- _Element data from apps and pages_
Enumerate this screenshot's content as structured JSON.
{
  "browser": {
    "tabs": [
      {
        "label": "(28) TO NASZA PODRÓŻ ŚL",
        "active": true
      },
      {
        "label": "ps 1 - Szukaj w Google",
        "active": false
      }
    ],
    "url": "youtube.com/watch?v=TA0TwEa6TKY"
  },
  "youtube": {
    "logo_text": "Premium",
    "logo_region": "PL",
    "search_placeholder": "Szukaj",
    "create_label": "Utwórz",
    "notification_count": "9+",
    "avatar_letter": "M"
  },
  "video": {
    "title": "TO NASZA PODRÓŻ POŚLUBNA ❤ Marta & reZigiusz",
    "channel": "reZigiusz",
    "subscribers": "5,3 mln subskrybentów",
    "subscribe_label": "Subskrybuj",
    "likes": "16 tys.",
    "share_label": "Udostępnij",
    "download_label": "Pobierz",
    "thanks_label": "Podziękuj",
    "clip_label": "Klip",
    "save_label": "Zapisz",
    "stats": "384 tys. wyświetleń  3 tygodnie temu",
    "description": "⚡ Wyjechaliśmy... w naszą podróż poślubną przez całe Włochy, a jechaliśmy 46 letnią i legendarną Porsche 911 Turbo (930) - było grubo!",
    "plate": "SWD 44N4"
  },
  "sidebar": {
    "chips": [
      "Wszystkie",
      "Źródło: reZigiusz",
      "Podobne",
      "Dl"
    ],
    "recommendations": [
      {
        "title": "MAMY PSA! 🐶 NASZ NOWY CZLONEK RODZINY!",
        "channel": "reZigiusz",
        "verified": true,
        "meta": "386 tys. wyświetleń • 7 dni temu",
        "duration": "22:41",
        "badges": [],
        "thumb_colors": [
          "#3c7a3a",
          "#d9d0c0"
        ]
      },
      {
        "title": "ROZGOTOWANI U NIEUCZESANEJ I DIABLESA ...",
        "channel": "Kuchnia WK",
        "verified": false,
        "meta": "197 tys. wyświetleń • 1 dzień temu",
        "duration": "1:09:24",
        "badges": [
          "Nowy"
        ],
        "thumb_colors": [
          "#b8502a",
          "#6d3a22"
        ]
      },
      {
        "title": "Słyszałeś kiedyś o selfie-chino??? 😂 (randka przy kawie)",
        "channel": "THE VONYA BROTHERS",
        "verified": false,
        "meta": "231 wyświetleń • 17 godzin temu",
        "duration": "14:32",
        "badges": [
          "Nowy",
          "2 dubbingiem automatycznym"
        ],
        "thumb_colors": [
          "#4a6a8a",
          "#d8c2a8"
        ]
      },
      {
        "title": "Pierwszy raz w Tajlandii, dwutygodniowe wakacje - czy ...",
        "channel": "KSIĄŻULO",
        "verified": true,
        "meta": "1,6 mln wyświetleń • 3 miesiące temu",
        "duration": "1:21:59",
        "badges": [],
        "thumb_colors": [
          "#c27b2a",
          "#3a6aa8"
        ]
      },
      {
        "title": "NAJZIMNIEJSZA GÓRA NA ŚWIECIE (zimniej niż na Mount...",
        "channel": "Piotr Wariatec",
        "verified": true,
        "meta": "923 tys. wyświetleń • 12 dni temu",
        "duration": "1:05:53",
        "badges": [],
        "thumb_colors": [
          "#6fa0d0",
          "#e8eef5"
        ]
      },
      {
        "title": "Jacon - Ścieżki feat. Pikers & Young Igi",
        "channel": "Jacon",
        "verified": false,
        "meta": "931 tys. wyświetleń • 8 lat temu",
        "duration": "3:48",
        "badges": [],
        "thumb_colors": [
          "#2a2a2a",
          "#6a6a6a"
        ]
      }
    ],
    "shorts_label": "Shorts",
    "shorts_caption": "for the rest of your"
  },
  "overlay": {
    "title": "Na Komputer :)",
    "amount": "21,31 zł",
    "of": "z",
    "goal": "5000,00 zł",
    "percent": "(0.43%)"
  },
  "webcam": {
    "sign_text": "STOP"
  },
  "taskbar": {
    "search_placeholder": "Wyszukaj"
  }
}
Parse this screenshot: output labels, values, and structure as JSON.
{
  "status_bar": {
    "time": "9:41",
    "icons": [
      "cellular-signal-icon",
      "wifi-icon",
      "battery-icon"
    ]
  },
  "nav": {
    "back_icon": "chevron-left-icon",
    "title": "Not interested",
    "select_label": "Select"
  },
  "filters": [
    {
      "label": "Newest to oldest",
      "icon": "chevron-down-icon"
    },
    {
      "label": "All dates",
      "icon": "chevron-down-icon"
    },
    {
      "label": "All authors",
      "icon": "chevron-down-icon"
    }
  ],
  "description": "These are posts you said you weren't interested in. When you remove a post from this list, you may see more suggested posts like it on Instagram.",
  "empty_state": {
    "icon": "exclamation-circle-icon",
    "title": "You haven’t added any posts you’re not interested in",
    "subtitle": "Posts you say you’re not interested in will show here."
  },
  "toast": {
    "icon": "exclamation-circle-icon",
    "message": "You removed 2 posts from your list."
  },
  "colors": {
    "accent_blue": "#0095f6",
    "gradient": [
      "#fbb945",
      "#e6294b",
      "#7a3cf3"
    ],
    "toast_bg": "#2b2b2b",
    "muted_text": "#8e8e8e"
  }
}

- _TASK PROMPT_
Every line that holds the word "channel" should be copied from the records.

- _RESPONSE AREA_
    "channel": "reZigiusz",
        "channel": "reZigiusz",
        "channel": "Kuchnia WK",
        "channel": "THE VONYA BROTHERS",
        "channel": "KSIĄŻULO",
        "channel": "Piotr Wariatec",
        "channel": "Jacon",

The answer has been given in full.